The TSA recorded its first Friday since June where under two million passengers entered a security checkpoint. Though still high, Friday’s 1,990,608 passengers after weeks of consistent two million and above numbers show that the summer surge in travel is starting to fade.
Summer traffic begins to die down
On Friday, August 20th, 1,990,608 passengers went through a TSA security checkpoint. This was the lowest Friday volume since June 4th, 2021, when 1,878,885 passengers were screened. Friday followed Thursday, August 19th, which saw 1,945,026 individuals screened at an airport security checkpoint. August 19th was the lowest Thursday checkpoint volume since June 10th. On Tuesday, August 17th, 1,607,238 individuals passed through a security checkpoint, which was the lowest volume for a Tuesday since June 8th.
Just over the past week, the fall in traffic has been noticeable.
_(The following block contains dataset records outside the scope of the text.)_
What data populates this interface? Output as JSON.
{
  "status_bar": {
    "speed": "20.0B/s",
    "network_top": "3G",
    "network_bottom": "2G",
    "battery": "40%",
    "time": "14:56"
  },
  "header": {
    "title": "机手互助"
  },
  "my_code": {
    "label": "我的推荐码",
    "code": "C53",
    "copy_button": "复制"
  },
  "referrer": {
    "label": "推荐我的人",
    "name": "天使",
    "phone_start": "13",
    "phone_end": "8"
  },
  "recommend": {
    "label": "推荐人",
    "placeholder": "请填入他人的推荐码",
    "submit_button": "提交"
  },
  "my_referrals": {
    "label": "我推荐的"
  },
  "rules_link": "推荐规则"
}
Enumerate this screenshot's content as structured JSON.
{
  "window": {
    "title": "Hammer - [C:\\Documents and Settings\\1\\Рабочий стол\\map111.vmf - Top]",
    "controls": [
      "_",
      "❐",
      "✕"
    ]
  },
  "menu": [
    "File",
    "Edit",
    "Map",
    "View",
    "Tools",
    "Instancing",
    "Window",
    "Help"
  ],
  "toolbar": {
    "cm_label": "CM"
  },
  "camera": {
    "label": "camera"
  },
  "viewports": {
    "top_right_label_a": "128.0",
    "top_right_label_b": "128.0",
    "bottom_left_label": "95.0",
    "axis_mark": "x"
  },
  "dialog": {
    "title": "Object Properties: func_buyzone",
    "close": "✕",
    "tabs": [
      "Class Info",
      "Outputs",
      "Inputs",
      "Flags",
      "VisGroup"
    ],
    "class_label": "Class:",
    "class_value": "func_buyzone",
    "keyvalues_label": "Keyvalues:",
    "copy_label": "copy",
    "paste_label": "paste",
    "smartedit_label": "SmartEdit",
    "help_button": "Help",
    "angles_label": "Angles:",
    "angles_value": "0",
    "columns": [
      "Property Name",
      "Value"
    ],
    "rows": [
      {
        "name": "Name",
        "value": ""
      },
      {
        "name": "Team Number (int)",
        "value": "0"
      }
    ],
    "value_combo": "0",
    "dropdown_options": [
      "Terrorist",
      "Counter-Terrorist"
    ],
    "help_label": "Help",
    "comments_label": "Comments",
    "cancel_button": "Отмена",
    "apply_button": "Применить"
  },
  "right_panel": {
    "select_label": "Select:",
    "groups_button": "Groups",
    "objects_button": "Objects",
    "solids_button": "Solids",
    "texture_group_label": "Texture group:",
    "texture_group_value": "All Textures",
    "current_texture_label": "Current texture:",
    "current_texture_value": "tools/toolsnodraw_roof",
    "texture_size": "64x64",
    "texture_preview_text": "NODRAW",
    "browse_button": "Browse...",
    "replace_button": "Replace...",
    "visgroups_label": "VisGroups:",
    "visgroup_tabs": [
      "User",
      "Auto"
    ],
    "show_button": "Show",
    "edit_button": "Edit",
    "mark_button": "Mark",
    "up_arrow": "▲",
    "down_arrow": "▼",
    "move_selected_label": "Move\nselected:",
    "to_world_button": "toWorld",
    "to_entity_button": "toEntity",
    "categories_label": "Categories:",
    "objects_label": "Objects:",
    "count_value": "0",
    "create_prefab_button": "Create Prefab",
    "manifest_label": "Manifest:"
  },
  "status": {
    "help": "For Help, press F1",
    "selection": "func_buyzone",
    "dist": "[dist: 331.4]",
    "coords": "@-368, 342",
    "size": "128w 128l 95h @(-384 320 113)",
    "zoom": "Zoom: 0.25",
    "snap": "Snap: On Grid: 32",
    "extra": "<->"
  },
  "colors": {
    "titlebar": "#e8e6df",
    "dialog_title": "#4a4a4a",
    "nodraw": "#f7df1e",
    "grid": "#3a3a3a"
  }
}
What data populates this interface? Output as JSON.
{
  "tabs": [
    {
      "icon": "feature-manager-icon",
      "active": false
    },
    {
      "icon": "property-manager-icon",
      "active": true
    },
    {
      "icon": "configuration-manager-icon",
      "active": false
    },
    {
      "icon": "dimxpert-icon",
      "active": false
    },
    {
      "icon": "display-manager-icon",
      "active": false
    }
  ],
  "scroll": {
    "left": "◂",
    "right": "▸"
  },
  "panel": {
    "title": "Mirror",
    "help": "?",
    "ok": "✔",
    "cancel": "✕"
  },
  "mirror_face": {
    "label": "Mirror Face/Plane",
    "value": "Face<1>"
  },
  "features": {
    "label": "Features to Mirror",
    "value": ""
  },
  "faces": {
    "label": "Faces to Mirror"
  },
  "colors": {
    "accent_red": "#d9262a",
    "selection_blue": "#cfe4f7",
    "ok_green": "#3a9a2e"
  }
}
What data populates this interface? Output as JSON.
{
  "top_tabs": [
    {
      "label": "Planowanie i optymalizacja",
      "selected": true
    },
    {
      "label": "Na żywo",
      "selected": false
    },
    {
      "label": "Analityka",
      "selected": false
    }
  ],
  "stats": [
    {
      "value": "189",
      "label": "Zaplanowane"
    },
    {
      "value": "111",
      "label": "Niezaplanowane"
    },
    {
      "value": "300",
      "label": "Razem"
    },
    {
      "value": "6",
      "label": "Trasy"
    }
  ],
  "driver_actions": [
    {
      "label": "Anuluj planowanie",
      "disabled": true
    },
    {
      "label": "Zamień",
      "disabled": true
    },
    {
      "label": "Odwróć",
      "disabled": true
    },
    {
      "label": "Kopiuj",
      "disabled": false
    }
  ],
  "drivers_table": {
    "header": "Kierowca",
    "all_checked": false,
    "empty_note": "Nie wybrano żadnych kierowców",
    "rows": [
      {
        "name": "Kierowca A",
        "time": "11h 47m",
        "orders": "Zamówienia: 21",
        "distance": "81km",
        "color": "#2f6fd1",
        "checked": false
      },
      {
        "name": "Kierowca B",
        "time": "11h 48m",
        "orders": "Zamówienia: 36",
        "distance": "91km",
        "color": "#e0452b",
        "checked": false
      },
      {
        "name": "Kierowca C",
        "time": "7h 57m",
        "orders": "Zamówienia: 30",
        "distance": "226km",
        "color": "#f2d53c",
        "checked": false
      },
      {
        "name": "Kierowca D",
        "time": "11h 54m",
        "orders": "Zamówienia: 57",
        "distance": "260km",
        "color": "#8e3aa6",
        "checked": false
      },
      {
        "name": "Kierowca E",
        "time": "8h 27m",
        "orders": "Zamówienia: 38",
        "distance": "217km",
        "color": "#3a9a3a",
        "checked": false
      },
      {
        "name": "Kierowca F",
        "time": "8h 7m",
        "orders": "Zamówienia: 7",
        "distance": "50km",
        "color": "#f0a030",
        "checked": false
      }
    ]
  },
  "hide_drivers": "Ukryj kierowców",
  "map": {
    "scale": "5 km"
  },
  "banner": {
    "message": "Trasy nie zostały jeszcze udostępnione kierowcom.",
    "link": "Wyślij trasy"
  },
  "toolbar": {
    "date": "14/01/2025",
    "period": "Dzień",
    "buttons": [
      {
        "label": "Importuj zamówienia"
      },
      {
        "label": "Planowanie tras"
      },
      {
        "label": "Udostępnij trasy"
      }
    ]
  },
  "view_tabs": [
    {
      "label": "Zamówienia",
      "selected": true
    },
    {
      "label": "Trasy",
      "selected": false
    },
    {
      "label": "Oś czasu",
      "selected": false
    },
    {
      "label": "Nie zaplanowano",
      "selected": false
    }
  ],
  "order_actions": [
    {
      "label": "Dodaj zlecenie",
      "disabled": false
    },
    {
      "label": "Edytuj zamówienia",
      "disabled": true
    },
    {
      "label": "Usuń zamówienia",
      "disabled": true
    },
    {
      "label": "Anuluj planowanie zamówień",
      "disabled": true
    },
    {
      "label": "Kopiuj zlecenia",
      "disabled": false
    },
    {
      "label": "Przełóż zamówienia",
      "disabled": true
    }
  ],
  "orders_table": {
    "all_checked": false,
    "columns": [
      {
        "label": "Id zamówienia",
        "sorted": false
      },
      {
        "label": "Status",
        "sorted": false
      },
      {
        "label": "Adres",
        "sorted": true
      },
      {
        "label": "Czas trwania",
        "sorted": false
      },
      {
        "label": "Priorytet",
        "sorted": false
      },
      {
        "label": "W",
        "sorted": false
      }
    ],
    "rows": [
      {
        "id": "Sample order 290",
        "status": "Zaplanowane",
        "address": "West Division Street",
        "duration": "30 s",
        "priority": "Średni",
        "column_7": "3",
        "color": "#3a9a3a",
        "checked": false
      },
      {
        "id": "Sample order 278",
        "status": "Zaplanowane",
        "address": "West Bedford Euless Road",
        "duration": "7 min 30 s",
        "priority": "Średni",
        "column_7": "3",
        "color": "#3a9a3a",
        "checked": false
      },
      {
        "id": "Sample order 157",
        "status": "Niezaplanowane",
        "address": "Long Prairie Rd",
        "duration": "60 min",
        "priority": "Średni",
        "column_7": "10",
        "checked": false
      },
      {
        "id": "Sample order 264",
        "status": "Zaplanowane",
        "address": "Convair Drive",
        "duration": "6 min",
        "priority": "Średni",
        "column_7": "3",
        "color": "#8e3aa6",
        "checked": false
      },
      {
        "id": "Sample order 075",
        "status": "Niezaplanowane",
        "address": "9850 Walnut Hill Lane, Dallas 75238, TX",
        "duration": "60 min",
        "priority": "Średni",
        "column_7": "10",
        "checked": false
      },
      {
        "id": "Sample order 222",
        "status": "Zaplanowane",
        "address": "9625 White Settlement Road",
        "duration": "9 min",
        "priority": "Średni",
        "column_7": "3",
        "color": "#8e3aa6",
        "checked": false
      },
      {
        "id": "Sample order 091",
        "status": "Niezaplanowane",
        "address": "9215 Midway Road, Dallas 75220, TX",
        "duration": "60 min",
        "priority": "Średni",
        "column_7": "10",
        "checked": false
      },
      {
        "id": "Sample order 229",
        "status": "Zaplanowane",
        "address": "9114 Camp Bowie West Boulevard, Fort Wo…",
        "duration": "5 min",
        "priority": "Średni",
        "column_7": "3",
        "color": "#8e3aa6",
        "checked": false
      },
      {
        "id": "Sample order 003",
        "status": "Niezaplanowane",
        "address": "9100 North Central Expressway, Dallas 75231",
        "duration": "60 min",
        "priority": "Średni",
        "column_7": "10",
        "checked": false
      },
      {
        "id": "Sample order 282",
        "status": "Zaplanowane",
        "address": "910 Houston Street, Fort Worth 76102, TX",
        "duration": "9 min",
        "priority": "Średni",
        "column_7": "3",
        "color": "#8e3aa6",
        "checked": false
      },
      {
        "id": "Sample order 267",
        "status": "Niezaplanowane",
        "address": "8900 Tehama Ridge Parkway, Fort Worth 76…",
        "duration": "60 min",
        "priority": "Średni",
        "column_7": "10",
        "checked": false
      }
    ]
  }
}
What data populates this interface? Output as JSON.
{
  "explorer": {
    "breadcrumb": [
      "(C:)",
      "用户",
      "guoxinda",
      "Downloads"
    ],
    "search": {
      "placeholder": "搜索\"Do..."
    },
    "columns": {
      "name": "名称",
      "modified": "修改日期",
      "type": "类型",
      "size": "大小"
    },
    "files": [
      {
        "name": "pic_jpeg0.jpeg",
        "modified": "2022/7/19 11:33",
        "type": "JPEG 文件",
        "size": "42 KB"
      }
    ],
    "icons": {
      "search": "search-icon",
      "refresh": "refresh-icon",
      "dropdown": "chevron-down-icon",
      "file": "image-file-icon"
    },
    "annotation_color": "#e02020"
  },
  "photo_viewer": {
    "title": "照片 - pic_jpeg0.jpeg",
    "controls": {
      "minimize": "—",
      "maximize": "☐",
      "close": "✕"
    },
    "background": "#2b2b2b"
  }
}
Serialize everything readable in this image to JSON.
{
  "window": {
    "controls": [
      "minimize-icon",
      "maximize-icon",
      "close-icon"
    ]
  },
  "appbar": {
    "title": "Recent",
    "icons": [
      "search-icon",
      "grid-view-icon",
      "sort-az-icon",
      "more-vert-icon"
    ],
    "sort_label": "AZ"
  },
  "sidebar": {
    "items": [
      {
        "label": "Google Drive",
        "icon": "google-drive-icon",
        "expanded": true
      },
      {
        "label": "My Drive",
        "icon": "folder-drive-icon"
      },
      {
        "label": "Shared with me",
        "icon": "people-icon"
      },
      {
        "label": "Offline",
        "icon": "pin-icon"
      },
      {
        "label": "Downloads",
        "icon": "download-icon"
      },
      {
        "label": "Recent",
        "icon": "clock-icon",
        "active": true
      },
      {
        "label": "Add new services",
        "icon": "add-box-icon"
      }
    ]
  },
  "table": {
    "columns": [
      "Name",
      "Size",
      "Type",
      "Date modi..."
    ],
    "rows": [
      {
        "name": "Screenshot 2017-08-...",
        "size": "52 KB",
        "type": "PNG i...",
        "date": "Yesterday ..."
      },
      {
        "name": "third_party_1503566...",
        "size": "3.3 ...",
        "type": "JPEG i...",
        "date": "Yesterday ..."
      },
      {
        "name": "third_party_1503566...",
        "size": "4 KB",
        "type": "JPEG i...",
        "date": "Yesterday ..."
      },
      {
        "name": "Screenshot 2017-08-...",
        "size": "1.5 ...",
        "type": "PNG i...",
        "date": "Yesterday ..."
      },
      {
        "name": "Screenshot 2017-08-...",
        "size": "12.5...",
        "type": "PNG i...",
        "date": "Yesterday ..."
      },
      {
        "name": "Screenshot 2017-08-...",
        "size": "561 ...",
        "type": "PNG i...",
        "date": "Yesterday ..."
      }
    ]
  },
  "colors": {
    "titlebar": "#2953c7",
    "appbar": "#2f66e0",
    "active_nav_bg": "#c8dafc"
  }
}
On August 13th, the Friday before the 20th, 2,065,379 passengers passed through a security checkpoint, marking a decline of almost 75,000 passengers week-to-week from the 13th to the 20th. On the 12th, 2,045,301 passengers passed through a security checkpoint, marking just over a 100,000 passenger decline week-to-week from the 12th to the 19th.
What is to blame?
Over the last few weeks, airlines have started to warn that they are seeing an impact from the Delta variant, leading to a decline in bookings and close-in cancellations after a largely successful July. While that certainly has a role in the decline, other structural factors generally lead to a decline in air travel as the fall nears.
One is the reopening of schools after the summer holiday. Some of the largest districts in the country have reopened for in-person instruction. This includes the nation’s second-largest public school district in Los Angeles. Other major districts, including Chicago, Miami, and Houston, will go back to school in the coming weeks. The nation’s largest public school system in New York City will return to school in September.
Looking back at 2019, there were also comparable week-to-week declines. TSA data compares passenger numbers based on a weekday basis. In 2019, the TSA recorded the following week-to-week declines on the same Fridays:
- Friday-to-Friday: 68,320 passenger decline
- Thursday-to-Thursday: 69,260 passenger decline
The declines in 2021 are higher than those of 2019, though not by significantly larger margins. The Delta variant is making a difference in bookings and cancelations. Still, it is not causing as precipitous declines in air travel as the industry recorded in the early days of the crisis.
Challenges in the fall
The biggest threat the Delta variant poses to the recovery is with business travel. Some large companies have delayed their return to the office, while others have taken a more cautious reopening approach. The question remains what will happen with the larger corporations that have plenty of travel requirements.
September is typically a heavier business travel month. Airlines had expected business travel to ramp up further in the fall when kids go back to school. One thing working in favor of airlines is the robust vaccination drive and the efficacy of those vaccinations against severe illness or death. Even then, the rise of the variant may lead some companies to reconsider their plans to send customers back on the road.
Even with the dip in passenger numbers, US airlines are still seeing roughly 70-80% of 2019-travel volumes. Once more schools go back into session, universities reopen, and offices follow, then traveler volumes could take an even larger hit if business travelers do not come back onboard at the previously expected volumes.
Have you reconsidered your travel plans due to the Delta variant? Are you planning any trips this fall? Let us know in the comments!